If you are a founder, an owner or a major shareholder of a company statistically you have no problem to admit if there is something wrong with your B2B sales.
Board members I talk to don’t feel insecure to state that their company needs external sales consulting (at least for some industry-specific benchmarks and best-practices that cannot be generated out of thin air within the organisation).
But if you are a sales director or a CEO you might not admit such problems that easy!
If you are a sales director or a CEO for a while it can get somewhat challenging to ask for the budget of some B2B sales help. Many of them shares with us that it does feel risky to ask help in the B2B sales arena.
Where is this uncertainty coming from?
According to my clients: this is a job security issue.
It is their own title (being called sales director or CEO) that makes them feel that B2B sales is something that they should know. They feel that they were hired for their knowledge and experience of B2B sales. So asking for help would be the confession of coming short.
But wait a minute! Isn’t it strange? It is so normal for our CFO to buy tax advisory or for our CTO to buy any kind of IT consulting. And still somehow Chief Sales Officers rarely dare to ask for any sales consulting help. And even when they do, they feel safer to disguise their needs: by buying CRM implementation projects or HR selection consulting when in reality all they want is to talk to somebody who has got sound knowledge about the benchmarks of the sales processes or motivation systems of their industry.
(*Image – Brave by Disney/Pixar)
Would you conspire with your sales director?
Some board members do. They share such ideas with their sales directors to enable them to get the budget from the board in a professional way:
- Using instances from the organisation (or from competition)
If there is a tax advisory firm helping our CFO or some consultants are helping our IT department it is effective to show to the decision makers that B2B sales techniques and benchmarks change just as fast as (let’s say) tax legislation and the sales department needs just as much external help as any other department. The other obvious argument is when our competitors are investing in their sales skills.
- Being specific instead of crying out for general help
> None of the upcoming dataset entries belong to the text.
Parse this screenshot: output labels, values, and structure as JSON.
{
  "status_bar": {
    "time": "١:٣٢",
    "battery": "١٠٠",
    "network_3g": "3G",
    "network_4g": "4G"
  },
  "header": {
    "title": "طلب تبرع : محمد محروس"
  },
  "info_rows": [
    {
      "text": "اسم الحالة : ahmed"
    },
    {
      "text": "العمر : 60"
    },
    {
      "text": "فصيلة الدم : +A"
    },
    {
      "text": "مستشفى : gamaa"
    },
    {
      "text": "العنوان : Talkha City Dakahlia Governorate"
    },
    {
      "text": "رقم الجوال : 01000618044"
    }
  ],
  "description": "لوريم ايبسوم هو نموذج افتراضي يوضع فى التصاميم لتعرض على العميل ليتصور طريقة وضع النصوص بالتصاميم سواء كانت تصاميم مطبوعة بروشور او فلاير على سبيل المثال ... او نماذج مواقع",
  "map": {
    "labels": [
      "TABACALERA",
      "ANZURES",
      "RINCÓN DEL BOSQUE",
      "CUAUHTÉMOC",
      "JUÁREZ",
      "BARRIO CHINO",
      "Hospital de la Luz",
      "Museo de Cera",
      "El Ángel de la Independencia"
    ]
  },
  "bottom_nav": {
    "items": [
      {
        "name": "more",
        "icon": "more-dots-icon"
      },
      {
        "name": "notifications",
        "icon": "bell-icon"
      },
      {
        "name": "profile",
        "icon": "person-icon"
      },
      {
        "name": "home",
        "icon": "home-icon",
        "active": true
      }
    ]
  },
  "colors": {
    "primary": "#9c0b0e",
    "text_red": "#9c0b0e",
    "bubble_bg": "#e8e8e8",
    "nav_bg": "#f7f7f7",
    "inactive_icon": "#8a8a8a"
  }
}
Instead of “…we’ve tried everything to sell better!…” it is always safer to say: “…we need a better CRM tool to better monitor our sales resources so we need an expert who can help us with the CRM selection…”, “…we need a written B2B Sales Methodology, for quality assurance and for faster break-even of the new sales colleagues…”, “…we need industry benchmarks of sales processes to learn if we are doing better or far worse in the terms of sales-cycles, conversion rates or motivation systems than our competitors…”
- Coming up with some initial ROI calculation drafts
“…If we could shorten our 5-month long sales cycle by 1 month that would bring us cc.12% more monthly revenue…” or “…If we could devise better account management processes, our add-on sales could grow by 10%…”
So this is what you as a board member can do for your sales team – not letting them feel insecure. (Not a bord member? Consider sharing this with the one you trust!)
…and thus let there be the arrival of consultants, if I might share this video-gem at the end… 🙂
(*YouTube video – Pulp Fiction by Miramax)